We traveled with a couple new to the proceedings; indeed the wife is new to the United States so I stowed two summer hats for ladies in our weather gear bag, just in case. It turned out that the extra (a hastily acquired replacement for one previously mislaid) matched the lady’s outfit perfectly. Her husband crowed in delight as she tried it on; my closet was immediately decluttered of one hat, she looked lovely and would be well-protected from the afternoon sun.
During the drive we learned that the couple had spent the previous day shopping local thrift stores for home decor and essentials to adjust her new home to her own housekeeping style. Lots of dust and dross and a few treasures.
For me, the high point of our annual excursion is the Home Tour. The George Pardee family was full of collectors who “kept everything.” For now, the curators have it all gathered on side tables, in closets, on shelves, in glass-fronted cabinets.
My inner kid loves to stare at a cluster of carved miniatures, say, from all corners of the world: to admire the colors, imagine the craft of the toymakers, then fantasize a story for each item in turn.
Of course I want to examine every title in the library and every scrap of needlework in the place. At the tour’s end, I determined to gobble my lunch and rejoin a later party.
I turned to my new friend to ask how she’d enjoyed the house tour.
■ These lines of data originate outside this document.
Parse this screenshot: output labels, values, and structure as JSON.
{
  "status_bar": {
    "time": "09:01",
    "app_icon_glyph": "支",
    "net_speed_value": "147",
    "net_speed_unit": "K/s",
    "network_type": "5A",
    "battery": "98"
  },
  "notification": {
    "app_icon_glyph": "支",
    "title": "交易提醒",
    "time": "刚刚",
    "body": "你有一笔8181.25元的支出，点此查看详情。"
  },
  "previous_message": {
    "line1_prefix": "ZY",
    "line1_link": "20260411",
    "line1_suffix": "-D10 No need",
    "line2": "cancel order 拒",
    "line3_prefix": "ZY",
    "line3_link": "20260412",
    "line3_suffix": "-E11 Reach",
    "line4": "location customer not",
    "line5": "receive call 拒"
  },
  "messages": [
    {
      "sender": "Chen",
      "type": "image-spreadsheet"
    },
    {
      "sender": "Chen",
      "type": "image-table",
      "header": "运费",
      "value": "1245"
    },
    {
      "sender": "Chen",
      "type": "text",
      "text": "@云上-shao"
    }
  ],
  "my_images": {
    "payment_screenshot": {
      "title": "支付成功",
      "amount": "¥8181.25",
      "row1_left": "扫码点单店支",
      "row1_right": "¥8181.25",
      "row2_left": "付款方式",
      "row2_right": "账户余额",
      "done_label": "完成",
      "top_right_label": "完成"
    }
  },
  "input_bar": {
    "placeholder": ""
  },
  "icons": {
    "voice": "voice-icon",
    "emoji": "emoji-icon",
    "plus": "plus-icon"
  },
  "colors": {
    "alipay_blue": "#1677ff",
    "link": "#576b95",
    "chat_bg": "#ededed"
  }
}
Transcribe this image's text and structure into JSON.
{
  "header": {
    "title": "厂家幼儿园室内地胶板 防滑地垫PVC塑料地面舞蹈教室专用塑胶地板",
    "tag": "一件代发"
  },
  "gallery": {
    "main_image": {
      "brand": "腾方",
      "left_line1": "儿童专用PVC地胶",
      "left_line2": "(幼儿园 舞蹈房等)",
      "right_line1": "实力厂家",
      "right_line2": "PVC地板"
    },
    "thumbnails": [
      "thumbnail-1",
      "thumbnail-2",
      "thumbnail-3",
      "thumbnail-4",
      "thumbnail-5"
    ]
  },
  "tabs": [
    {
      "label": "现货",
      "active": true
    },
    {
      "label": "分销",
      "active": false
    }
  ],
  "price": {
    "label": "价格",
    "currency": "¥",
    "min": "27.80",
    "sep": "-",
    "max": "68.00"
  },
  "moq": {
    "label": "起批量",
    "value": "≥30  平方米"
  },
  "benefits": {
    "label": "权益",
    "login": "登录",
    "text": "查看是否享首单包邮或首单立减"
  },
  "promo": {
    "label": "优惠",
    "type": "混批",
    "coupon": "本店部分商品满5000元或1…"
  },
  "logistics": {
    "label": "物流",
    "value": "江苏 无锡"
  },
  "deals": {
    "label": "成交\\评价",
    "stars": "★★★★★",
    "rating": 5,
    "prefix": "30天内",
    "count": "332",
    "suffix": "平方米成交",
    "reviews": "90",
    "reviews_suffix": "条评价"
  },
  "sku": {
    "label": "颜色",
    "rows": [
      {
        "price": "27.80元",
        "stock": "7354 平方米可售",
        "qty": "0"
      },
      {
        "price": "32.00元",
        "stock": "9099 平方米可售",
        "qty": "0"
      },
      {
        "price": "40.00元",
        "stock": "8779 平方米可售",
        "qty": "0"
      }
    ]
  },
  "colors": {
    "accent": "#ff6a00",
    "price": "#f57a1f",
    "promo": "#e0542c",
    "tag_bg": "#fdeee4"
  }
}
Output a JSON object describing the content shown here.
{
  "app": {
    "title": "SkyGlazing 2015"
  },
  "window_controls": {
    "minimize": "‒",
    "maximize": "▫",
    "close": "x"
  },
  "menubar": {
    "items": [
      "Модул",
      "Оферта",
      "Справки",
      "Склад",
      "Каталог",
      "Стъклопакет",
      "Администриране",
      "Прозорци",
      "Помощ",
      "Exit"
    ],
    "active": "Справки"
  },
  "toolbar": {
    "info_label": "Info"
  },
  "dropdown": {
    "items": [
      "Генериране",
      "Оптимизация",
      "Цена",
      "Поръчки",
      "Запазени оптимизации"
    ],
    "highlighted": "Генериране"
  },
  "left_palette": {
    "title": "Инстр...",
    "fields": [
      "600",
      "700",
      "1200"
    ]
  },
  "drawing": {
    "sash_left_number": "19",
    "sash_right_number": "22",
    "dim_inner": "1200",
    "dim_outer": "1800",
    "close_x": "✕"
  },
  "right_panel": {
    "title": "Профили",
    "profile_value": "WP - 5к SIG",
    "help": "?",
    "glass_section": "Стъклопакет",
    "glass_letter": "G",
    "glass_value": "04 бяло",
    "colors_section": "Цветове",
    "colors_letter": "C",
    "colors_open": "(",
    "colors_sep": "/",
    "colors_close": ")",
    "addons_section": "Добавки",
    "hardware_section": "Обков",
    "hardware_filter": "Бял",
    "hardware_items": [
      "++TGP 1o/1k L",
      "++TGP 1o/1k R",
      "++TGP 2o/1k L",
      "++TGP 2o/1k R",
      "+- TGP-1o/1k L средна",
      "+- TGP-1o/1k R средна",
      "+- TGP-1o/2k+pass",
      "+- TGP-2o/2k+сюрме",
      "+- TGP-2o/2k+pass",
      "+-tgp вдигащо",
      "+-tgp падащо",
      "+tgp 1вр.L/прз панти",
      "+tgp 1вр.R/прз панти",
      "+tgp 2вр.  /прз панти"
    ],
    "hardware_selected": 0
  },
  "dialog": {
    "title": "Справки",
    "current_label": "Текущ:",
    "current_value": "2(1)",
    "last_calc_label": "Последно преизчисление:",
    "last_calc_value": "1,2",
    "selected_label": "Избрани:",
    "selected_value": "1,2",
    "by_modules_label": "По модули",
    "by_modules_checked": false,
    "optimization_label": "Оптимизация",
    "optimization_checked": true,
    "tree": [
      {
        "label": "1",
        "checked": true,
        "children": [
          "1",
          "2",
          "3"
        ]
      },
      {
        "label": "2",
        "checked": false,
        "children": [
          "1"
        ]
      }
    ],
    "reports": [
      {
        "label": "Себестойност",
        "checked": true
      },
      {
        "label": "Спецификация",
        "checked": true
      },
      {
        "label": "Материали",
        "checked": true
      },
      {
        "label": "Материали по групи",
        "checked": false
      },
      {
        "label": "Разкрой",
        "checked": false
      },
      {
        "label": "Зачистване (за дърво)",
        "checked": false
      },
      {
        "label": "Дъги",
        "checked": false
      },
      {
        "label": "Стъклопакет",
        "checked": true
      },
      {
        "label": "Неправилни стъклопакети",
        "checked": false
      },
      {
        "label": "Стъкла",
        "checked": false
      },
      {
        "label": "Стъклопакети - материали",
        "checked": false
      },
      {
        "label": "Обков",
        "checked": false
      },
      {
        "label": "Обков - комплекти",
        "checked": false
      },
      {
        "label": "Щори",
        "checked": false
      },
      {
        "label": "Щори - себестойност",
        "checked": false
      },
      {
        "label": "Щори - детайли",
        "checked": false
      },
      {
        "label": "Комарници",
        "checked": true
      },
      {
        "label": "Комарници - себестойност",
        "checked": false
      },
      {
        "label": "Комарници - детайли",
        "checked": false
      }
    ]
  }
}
“Just like the thrift stores,” she sniffed, and trotted off to ask permission to pluck lemons from a tree in the garden.